The perversion of this idea can be demonstrated when looking at the homogenisation of the indie space over the last 10 years. If you’ve kept a close eye on it as I have, you will have noticed two memes that have the indie equivalent of the ‘Innsmouth Look’ – a consistent, uniform appearance and behaviour. There are pixel art platformers, where the main protagonist looks like a graphic designer, and PlayStation One-style horror games, that kinda just boil everything down to looking like a hotdog.
I bring these up not to lambast anyone creating games in this genre, but to raise the idea that when you see these games scroll past on your social timeline or store directory, it’s almost immediately obvious which games are referencing other memes.
We see games that are replicating memes of designers – something which is inseparable from who they are, and the work they do. We also see games that are made to assimilate into a genre, to make a quick buck. The latter example consists not only of designer memes, but also memes concerning the idea of what an indie game is, or should be. This in itself is a perversion of indie games.
The Netflix series Stranger Things is another example. Rather than being an earnest reflection of the creator’s youth, I see it instead as a collection of safe, marketable memes. It combines a hit list of 1980s culture and ties it together with beats from a Steven King story. Compare Stranger Things to Midnight Mass, which has a similar 1980s pulp tone to its story, but is not actually set in the 80s. It doesn’t disrespect its main character with plot armour, and never references events while looking directly, and knowingly, at the camera. It is instead an excavation of religion, spirituality, death, life and cult with personal reverence.
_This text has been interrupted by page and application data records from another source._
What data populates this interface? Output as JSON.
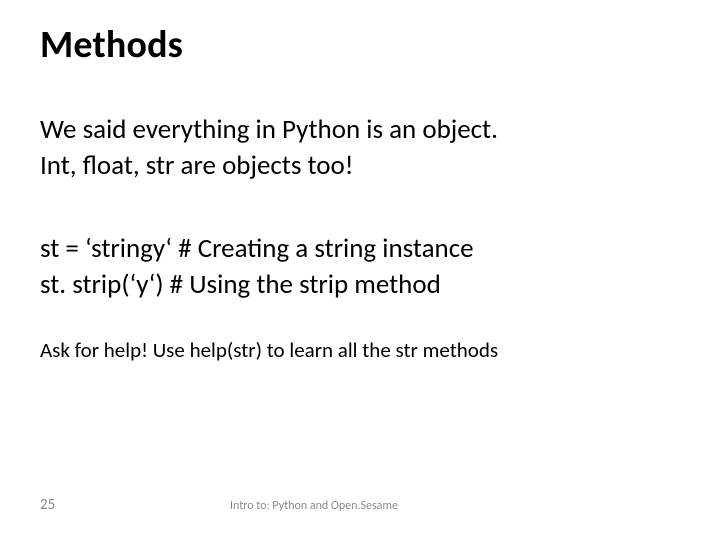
{
  "title": "Methods",
  "paragraphs": {
    "p1_line1": "We said everything in Python is an object.",
    "p1_line2": "Int, float, str are objects too!",
    "p2_line1": "st = ‘stringy‘ # Creating a string instance",
    "p2_line2": "st. strip(‘y‘) # Using the strip method",
    "p3": "Ask for help! Use help(str) to learn all the str methods"
  },
  "footer": {
    "page": "25",
    "text": "Intro to: Python and Open.Sesame"
  }
}
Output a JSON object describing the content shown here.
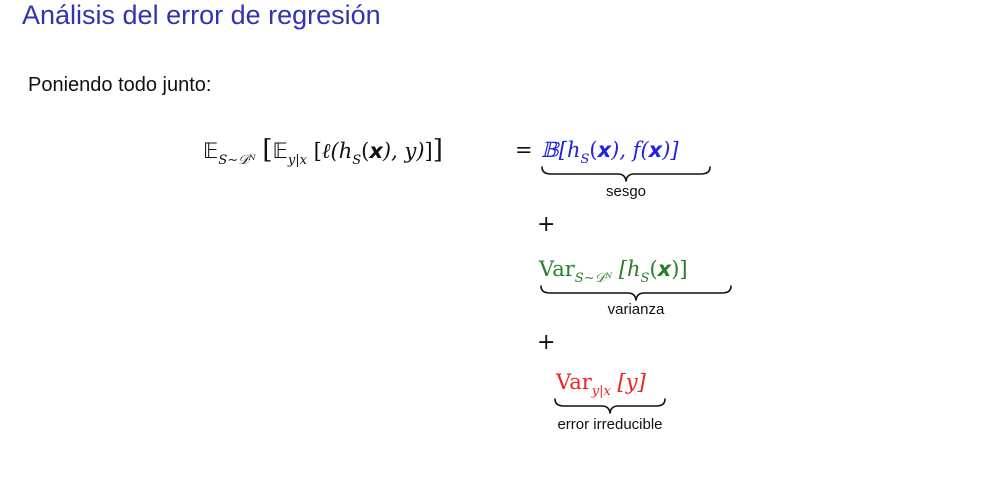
{
  "slide": {
    "title": "Análisis del error de regresión",
    "intro": "Poniendo todo junto:"
  },
  "equation": {
    "lhs": {
      "expect_outer": "𝔼",
      "outer_sub": "S∼𝒟ᴺ",
      "open_big": "[",
      "expect_inner": "𝔼",
      "inner_sub": "y|x",
      "open_br": "[",
      "loss": "ℓ(h",
      "h_sub": "S",
      "arg_open": "(",
      "x": "x",
      "rest": "), y)",
      "close_br": "]",
      "close_big": "]"
    },
    "equals": "=",
    "bias": {
      "expr_prefix": "𝔹[h",
      "h_sub": "S",
      "mid1": "(",
      "x1": "x",
      "mid2": "), f(",
      "x2": "x",
      "suffix": ")]",
      "label": "sesgo",
      "color": "#2222dd"
    },
    "plus1": "+",
    "variance": {
      "var": "Var",
      "sub": "S∼𝒟ᴺ",
      "open": " [h",
      "h_sub": "S",
      "paren": "(",
      "x": "x",
      "close": ")]",
      "label": "varianza",
      "color": "#2a7d2a"
    },
    "plus2": "+",
    "noise": {
      "var": "Var",
      "sub": "y|x",
      "expr": " [y]",
      "label": "error irreducible",
      "color": "#ee2222"
    }
  }
}
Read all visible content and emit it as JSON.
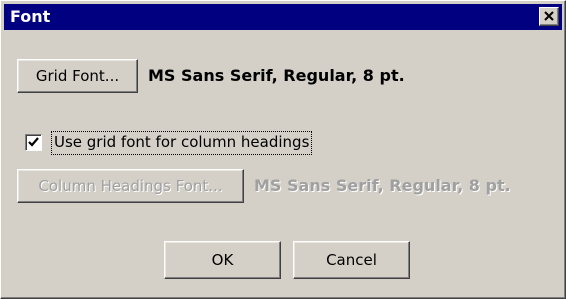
{
  "window": {
    "title": "Font",
    "close_icon": "close-x-icon"
  },
  "grid_font": {
    "button_label": "Grid Font...",
    "description": "MS Sans Serif, Regular, 8 pt."
  },
  "column_headings": {
    "checkbox_label": "Use grid font for column headings",
    "checked": true,
    "button_label": "Column Headings Font...",
    "description": "MS Sans Serif, Regular, 8 pt.",
    "enabled": false
  },
  "actions": {
    "ok_label": "OK",
    "cancel_label": "Cancel"
  },
  "colors": {
    "titlebar": "#000080",
    "face": "#d4d0c8",
    "disabled_text": "#a0a0a0"
  }
}
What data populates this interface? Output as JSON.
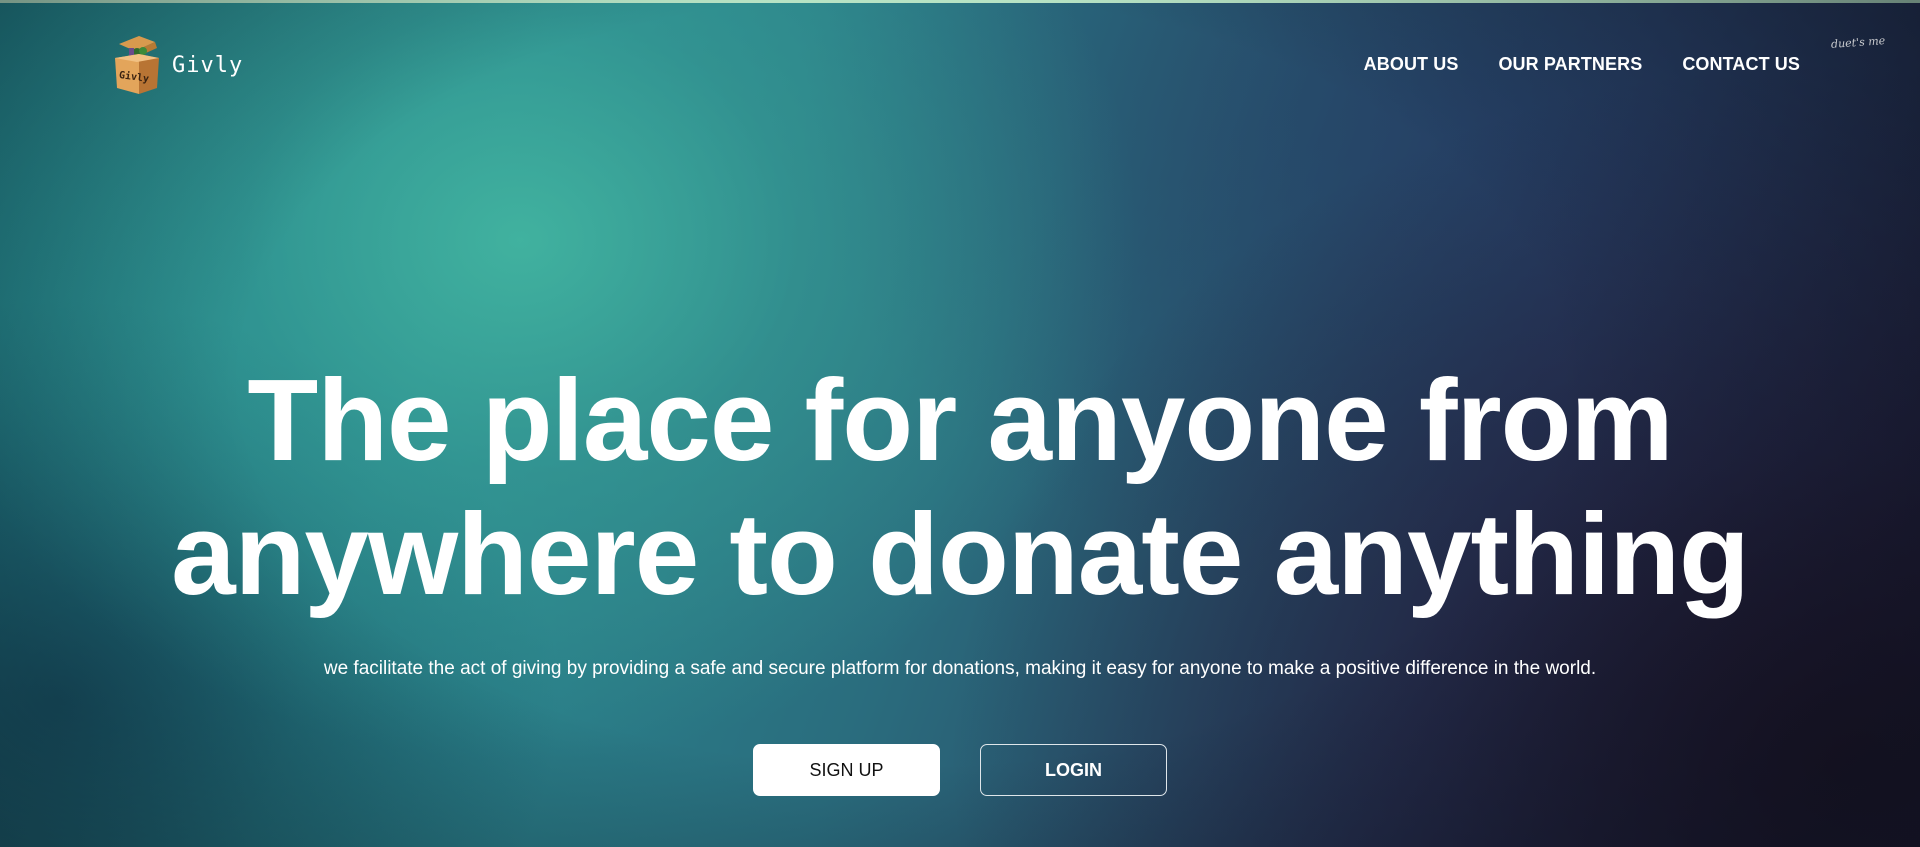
{
  "header": {
    "brand_name": "Givly",
    "logo_box_text": "Givly",
    "nav": [
      {
        "label": "ABOUT US"
      },
      {
        "label": "OUR PARTNERS"
      },
      {
        "label": "CONTACT US"
      }
    ],
    "corner_mark": "duet's me"
  },
  "hero": {
    "title_line1": "The place for anyone from",
    "title_line2": "anywhere to donate anything",
    "subtitle": "we facilitate the act of giving by providing a safe and secure platform for donations, making it easy for anyone to make a positive difference in the world.",
    "signup_label": "SIGN UP",
    "login_label": "LOGIN"
  },
  "colors": {
    "accent_top_line": "#b7e3c4",
    "text": "#ffffff",
    "signup_bg": "#ffffff"
  }
}
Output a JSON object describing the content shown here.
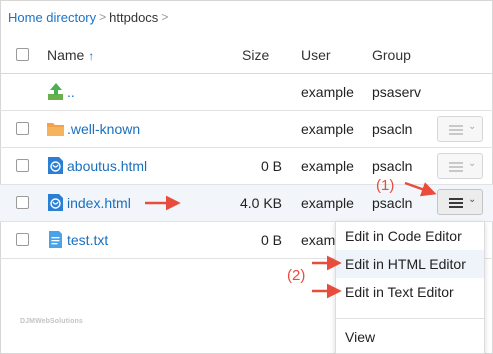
{
  "breadcrumb": {
    "home": "Home directory",
    "current": "httpdocs",
    "separator": ">"
  },
  "table": {
    "columns": {
      "name": "Name",
      "sort_indicator": "↑",
      "size": "Size",
      "user": "User",
      "group": "Group"
    },
    "rows": [
      {
        "name": "..",
        "size": "",
        "user": "example",
        "group": "psaserv",
        "icon": "up-folder-icon"
      },
      {
        "name": ".well-known",
        "size": "",
        "user": "example",
        "group": "psacln",
        "icon": "folder-icon"
      },
      {
        "name": "aboutus.html",
        "size": "0 B",
        "user": "example",
        "group": "psacln",
        "icon": "html-file-icon"
      },
      {
        "name": "index.html",
        "size": "4.0 KB",
        "user": "example",
        "group": "psacln",
        "icon": "html-file-icon"
      },
      {
        "name": "test.txt",
        "size": "0 B",
        "user": "examp",
        "group": "",
        "icon": "text-file-icon"
      }
    ]
  },
  "menu": {
    "items": [
      "Edit in Code Editor",
      "Edit in HTML Editor",
      "Edit in Text Editor",
      "View"
    ]
  },
  "annotations": {
    "step1": "(1)",
    "step2": "(2)"
  },
  "watermark": "DJMWebSolutions",
  "colors": {
    "link": "#1a6fbe",
    "arrow": "#e74c3c",
    "folder": "#f3a24a",
    "up_arrow": "#4caf50"
  }
}
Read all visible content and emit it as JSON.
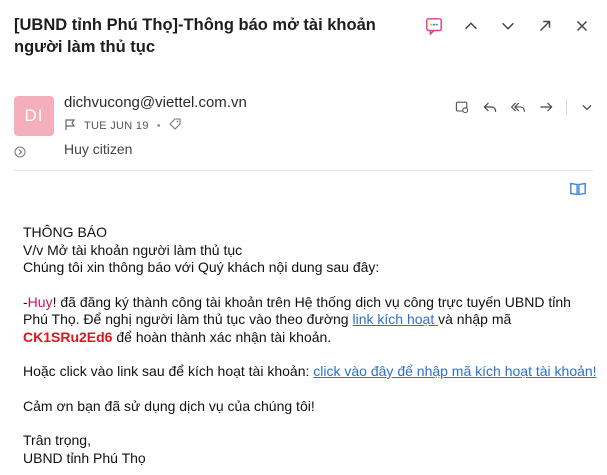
{
  "email": {
    "subject": "[UBND tỉnh Phú Thọ]-Thông báo mở tài khoản người làm thủ tục",
    "sender": "dichvucong@viettel.com.vn",
    "avatar_initials": "DI",
    "avatar_color": "#f5aebb",
    "date": "TUE JUN 19",
    "recipient": "Huy citizen"
  },
  "top_actions": [
    "translate-icon",
    "chevron-up-icon",
    "chevron-down-icon",
    "popout-icon",
    "close-icon"
  ],
  "message_actions": [
    "view-icon",
    "reply-icon",
    "reply-all-icon",
    "forward-icon",
    "more-chevron-icon"
  ],
  "body": {
    "heading": "THÔNG BÁO",
    "regarding": "V/v Mở tài khoản người làm thủ tục",
    "intro": "Chúng tôi xin thông báo với Quý khách nội dung sau đây:",
    "p1_prefix": " -",
    "p1_name": "Huy",
    "p1_text": "! đã đăng ký thành công tài khoản trên Hệ thống dịch vụ công trực tuyến UBND tỉnh Phú Thọ. Để nghị người làm thủ tục vào theo đường ",
    "p1_link": "link kích hoạt ",
    "p1_text2": "và nhập mã  ",
    "p1_code": "CK1SRu2Ed6",
    "p1_text3": "  để hoàn thành xác nhận tài khoản.",
    "p2_text": "Hoặc click vào link sau để kích hoạt tài khoản: ",
    "p2_link": "click vào đây để nhập mã kích hoạt tài khoản!",
    "thanks": "Cảm ơn bạn đã sử dụng dịch vụ của chúng tôi!",
    "closing": "Trân trọng,",
    "signature": "UBND tỉnh Phú Thọ"
  },
  "colors": {
    "link": "#2a6fd4",
    "code": "#e0141e",
    "name_highlight": "#c2185b",
    "accent": "#3b7ddd"
  }
}
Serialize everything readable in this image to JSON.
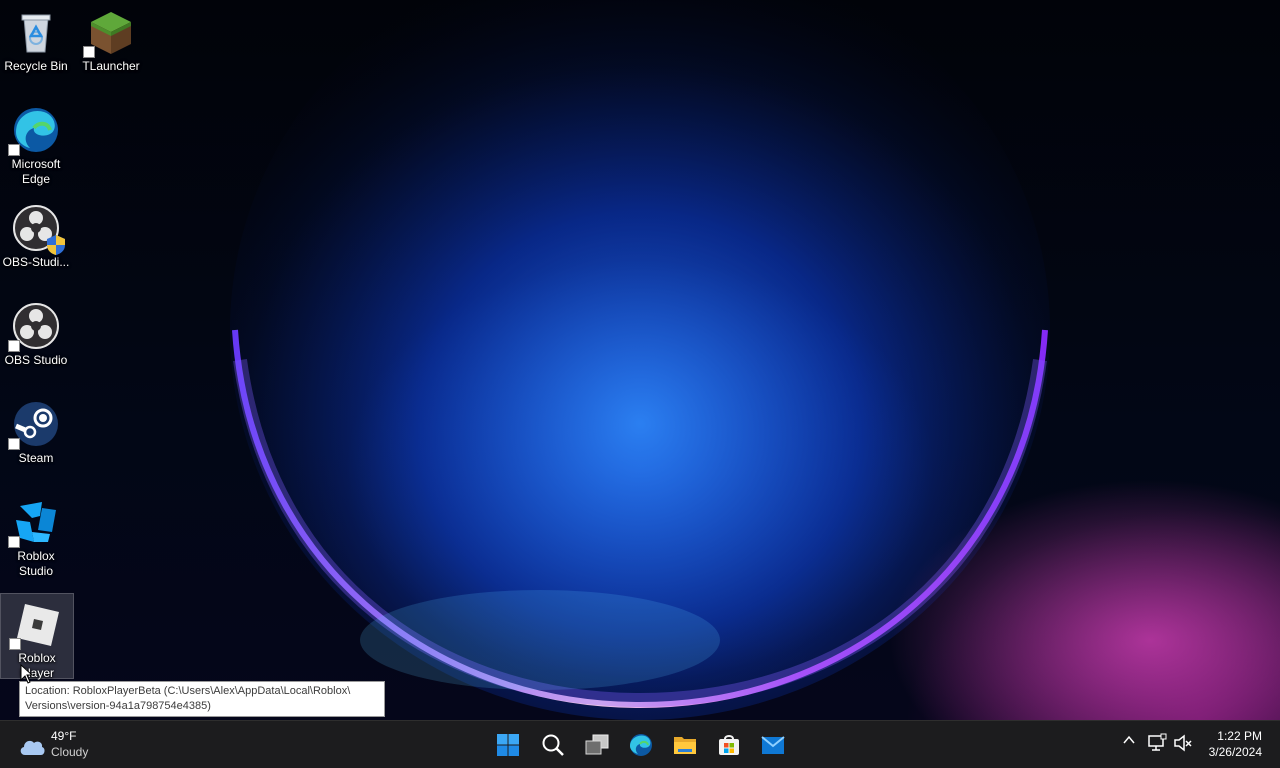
{
  "desktop": {
    "icons": [
      {
        "label": "Recycle Bin",
        "icon": "recycle-bin-icon"
      },
      {
        "label": "TLauncher",
        "icon": "tlauncher-icon"
      },
      {
        "label": "Microsoft Edge",
        "icon": "edge-icon"
      },
      {
        "label": "OBS-Studi...",
        "icon": "obs-icon"
      },
      {
        "label": "OBS Studio",
        "icon": "obs-icon"
      },
      {
        "label": "Steam",
        "icon": "steam-icon"
      },
      {
        "label": "Roblox Studio",
        "icon": "roblox-studio-icon"
      },
      {
        "label": "Roblox Player",
        "icon": "roblox-player-icon"
      }
    ],
    "tooltip": {
      "line1": "Location: RobloxPlayerBeta (C:\\Users\\Alex\\AppData\\Local\\Roblox\\",
      "line2": "Versions\\version-94a1a798754e4385)"
    }
  },
  "taskbar": {
    "weather": {
      "temp": "49°F",
      "condition": "Cloudy",
      "icon": "cloud-icon"
    },
    "apps": [
      {
        "name": "Start",
        "icon": "windows-start-icon"
      },
      {
        "name": "Search",
        "icon": "search-icon"
      },
      {
        "name": "Task View",
        "icon": "task-view-icon"
      },
      {
        "name": "Microsoft Edge",
        "icon": "edge-icon"
      },
      {
        "name": "File Explorer",
        "icon": "folder-icon"
      },
      {
        "name": "Microsoft Store",
        "icon": "store-icon"
      },
      {
        "name": "Mail",
        "icon": "mail-icon"
      }
    ],
    "clock": {
      "time": "1:22 PM",
      "date": "3/26/2024"
    }
  },
  "colors": {
    "taskbar_bg": "#1c1c1e",
    "accent_blue": "#0078d4",
    "tooltip_bg": "#ffffff"
  }
}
I watched Midnight Mass with my father-in-law, who grew up Catholic. My family, on the other hand, moved to Australia following the empty promises of a 1990s Christian cult. Our interpretations of the sinister motives at play were widely different, yet despite having these different upbringings, we were connected to the plot in a way that was hard to describe. I would explain how certain characters were similar to the underlings of a brainwashing cult leader, and he would explain what Ash Wednesday represented.
These memes were present in our different upbringings and were meaningful enough to create a strand between us. To have strands in your work is to be able to look at how the lives of memes, as they exist in media and the world, are connected.
As I said previously, if you are a game designer or any kind of creative, The Creative Gene pushes the idea that your work will undoubtedly be you and your memes, and embracing them is what becomes your signature as a creator – something that will hopefully then connect with others to live on and replicate.
If you are simply a video game enjoyer, The Creative Gene will likely posit that the phrase ‘a Hideo Kojima Game’ is not simply self-aggrandizing marketing, but rather a statement of memetic integrity, and that there are a multitude of reasons different directors come to embody their signature methods of creation.